“We focus a lot on audience, but we shouldn’t be putting all the burden on audience and citizens,” Tully says. “It is a complicated world. I do not blame people who get confused about what is going on. I think what news organizations need to be much more transparent about how reporting is done.” She suggests that news websites use pop-up boxes to explain language like “sources close to” in a news article. “We need to try to get these little messages about news literacy in a place where we consume our content,” she adds.
We think it’s important for us to get out of our comfort zone and let people ask whatever they want. At some point, we always manage to explain ourselves a little bit in the process.
ELLIS SMITH, GENERAL MANAGER and editor at the The Hawk Eye in Burlington, Iowa, says he has been wrestling with the issue of transparency for years. “Everyone thinks we’re biased, that all the media is biased,” says Smith, who came to the Iowa paper in July from the Chattanooga Times Free Press, where he was digital editor. “A lot of times they’ll point to a column or opinion article and people do not know what those are. They do not anymore differentiate between editorial and the news pages.”

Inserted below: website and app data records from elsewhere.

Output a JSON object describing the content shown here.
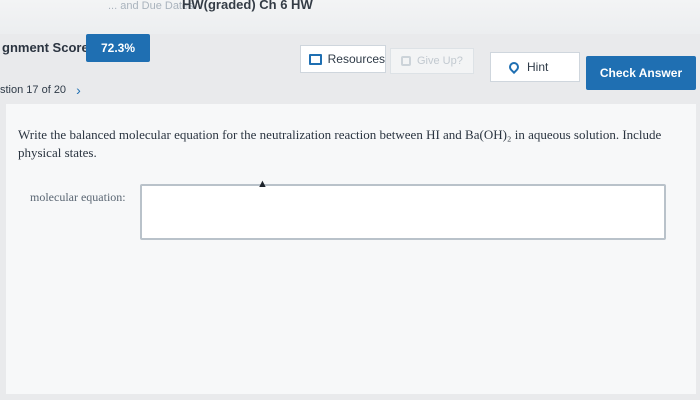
{
  "header": {
    "crumb_faded": "... and Due Dates",
    "crumb_current": "HW(graded) Ch 6 HW"
  },
  "score": {
    "label": "gnment Score:",
    "value": "72.3%"
  },
  "toolbar": {
    "resources_label": "Resources",
    "giveup_label": "Give Up?",
    "hint_label": "Hint",
    "check_label": "Check Answer"
  },
  "question_nav": {
    "label": "stion 17 of 20",
    "next_icon": "chevron-right-icon"
  },
  "question": {
    "prompt_text": "Write the balanced molecular equation for the neutralization reaction between HI and Ba(OH)₂ in aqueous solution. Include physical states.",
    "input_label": "molecular equation:",
    "input_value": ""
  },
  "colors": {
    "accent": "#1f6fb2",
    "background": "#e9eaec"
  },
  "icons": {
    "resources": "resources-box-icon",
    "giveup": "giveup-flag-icon",
    "hint": "hint-pin-icon"
  }
}
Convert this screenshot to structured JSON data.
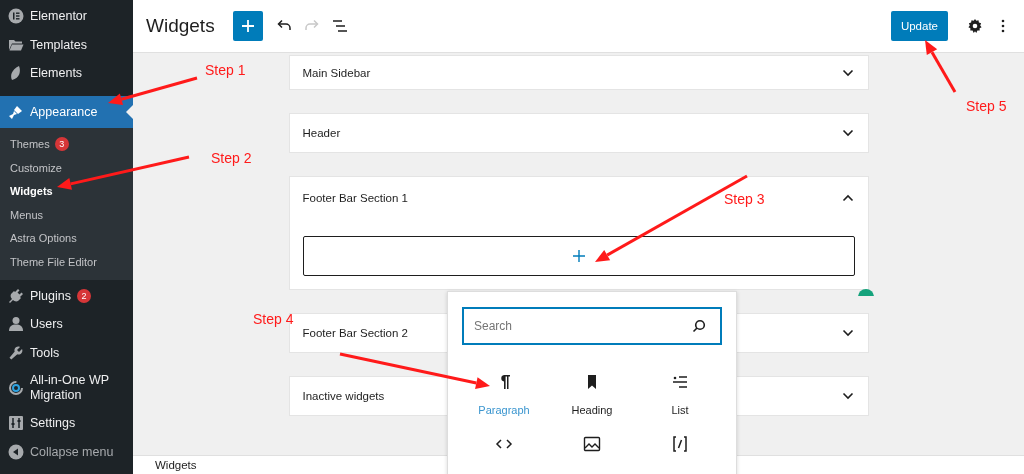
{
  "sidebar": {
    "items": [
      {
        "label": "Elementor",
        "kind": "elementor",
        "selected": false
      },
      {
        "label": "Templates",
        "kind": "folder",
        "selected": false
      },
      {
        "label": "Elements",
        "kind": "leaf",
        "selected": false
      },
      {
        "label": "Appearance",
        "kind": "brush",
        "selected": true,
        "submenu": [
          {
            "label": "Themes",
            "badge": "3",
            "selected": false
          },
          {
            "label": "Customize",
            "selected": false
          },
          {
            "label": "Widgets",
            "selected": true
          },
          {
            "label": "Menus",
            "selected": false
          },
          {
            "label": "Astra Options",
            "selected": false
          },
          {
            "label": "Theme File Editor",
            "selected": false
          }
        ]
      },
      {
        "label": "Plugins",
        "kind": "plug",
        "badge": "2",
        "selected": false
      },
      {
        "label": "Users",
        "kind": "user",
        "selected": false
      },
      {
        "label": "Tools",
        "kind": "wrench",
        "selected": false
      },
      {
        "label": "All-in-One WP Migration",
        "kind": "migration",
        "selected": false
      },
      {
        "label": "Settings",
        "kind": "sliders",
        "selected": false
      },
      {
        "label": "Collapse menu",
        "kind": "collapse",
        "selected": false
      }
    ]
  },
  "header": {
    "title": "Widgets",
    "redo_disabled": true,
    "update_button": "Update"
  },
  "widget_areas": [
    {
      "title": "Main Sidebar",
      "expanded": false
    },
    {
      "title": "Header",
      "expanded": false
    },
    {
      "title": "Footer Bar Section 1",
      "expanded": true
    },
    {
      "title": "Footer Bar Section 2",
      "expanded": false
    },
    {
      "title": "Inactive widgets",
      "expanded": false
    }
  ],
  "inserter": {
    "search": {
      "placeholder": "Search"
    },
    "blocks": [
      {
        "kind": "paragraph",
        "label": "Paragraph",
        "selected": true
      },
      {
        "kind": "heading",
        "label": "Heading",
        "selected": false
      },
      {
        "kind": "list",
        "label": "List",
        "selected": false
      },
      {
        "kind": "code",
        "selected": false
      },
      {
        "kind": "image",
        "selected": false
      },
      {
        "kind": "shortcode",
        "selected": false
      }
    ]
  },
  "status_bar": {
    "breadcrumb": "Widgets"
  },
  "annotations": [
    {
      "text": "Step 1"
    },
    {
      "text": "Step 2"
    },
    {
      "text": "Step 3"
    },
    {
      "text": "Step 4"
    },
    {
      "text": "Step 5"
    }
  ]
}
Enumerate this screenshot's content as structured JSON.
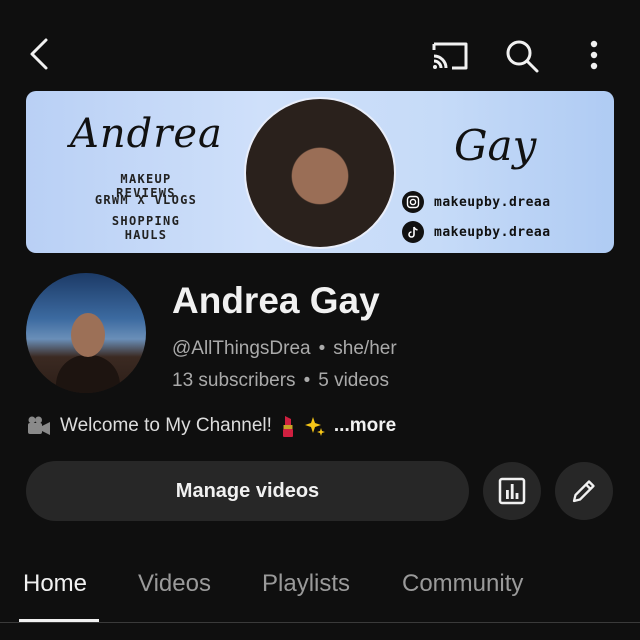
{
  "header": {
    "icons": [
      "back-icon",
      "cast-icon",
      "search-icon",
      "more-vert-icon"
    ]
  },
  "banner": {
    "first_name": "Andrea",
    "last_name": "Gay",
    "taglines": [
      "MAKEUP REVIEWS",
      "GRWM X VLOGS",
      "SHOPPING HAULS"
    ],
    "instagram": "makeupby.dreaa",
    "tiktok": "makeupby.dreaa"
  },
  "channel": {
    "name": "Andrea Gay",
    "handle": "@AllThingsDrea",
    "pronouns": "she/her",
    "subscribers": "13 subscribers",
    "videos": "5 videos",
    "description": "Welcome to My Channel!",
    "more_label": "...more"
  },
  "actions": {
    "manage_label": "Manage videos",
    "icons": [
      "analytics-icon",
      "edit-icon"
    ]
  },
  "tabs": [
    {
      "label": "Home",
      "active": true
    },
    {
      "label": "Videos",
      "active": false
    },
    {
      "label": "Playlists",
      "active": false
    },
    {
      "label": "Community",
      "active": false
    }
  ],
  "colors": {
    "background": "#0f0f0f",
    "button_bg": "#272727",
    "text_primary": "#f1f1f1",
    "text_secondary": "#aaaaaa"
  }
}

One of the things Smith has done as editor of The Hawk Eye is to make certain that opinion pieces, especially those posted on social media, are clearly labeled, in the headline and in the information about the author that is included. “On social media and the internet, a lot of stories will just pop up,” he says. “They are on an island. The stories need to have all that information we’d use to communicate in design and placement in the paper.”
The Rockford Register Star in Northern Illinois has also worked to explain how it reports the news to its readers. The paper’s top editors and publisher recently met with about 30 community members near a new public housing project that paper had meticulously covered. The meeting was one of several that the paper frequently holds, says Mark Baldwin, executive editor of the Register Star.
“We think it’s important for us to get out of our comfort zone and let people ask whatever they want,” says Baldwin, who also is a member of the news literacy committee of the American Society of Newspaper Editors. “At some point, we always manage to explain ourselves a little bit in the process. You do that and people understand that you’re gathering from the ground level from people living the news, and that’s very powerful for people.”
For Craft, the conspiracy theory study points to the power of greater news media knowledge in combating misinformation and disinformation such as fake news. Journalists, she tells CJR, “ought to be or continue to be as transparent as possible about the methods and processes needed to provide that accurate, contextually rich and verified information to people. That sort of background knowledge is a useful tool that news audiences can employ in making sense of a sometimes chaotic news environment.”
ICYMI: Hey lottery players! This article might upset youJackie Spinner is CJR’s correspondent for Illinois, Indiana, Ohio, and Wisconsin. She is an associate journalism professor at Columbia College Chicago and a former staff writer for The Washington Post. Follow her on Twitter @jackiespinner.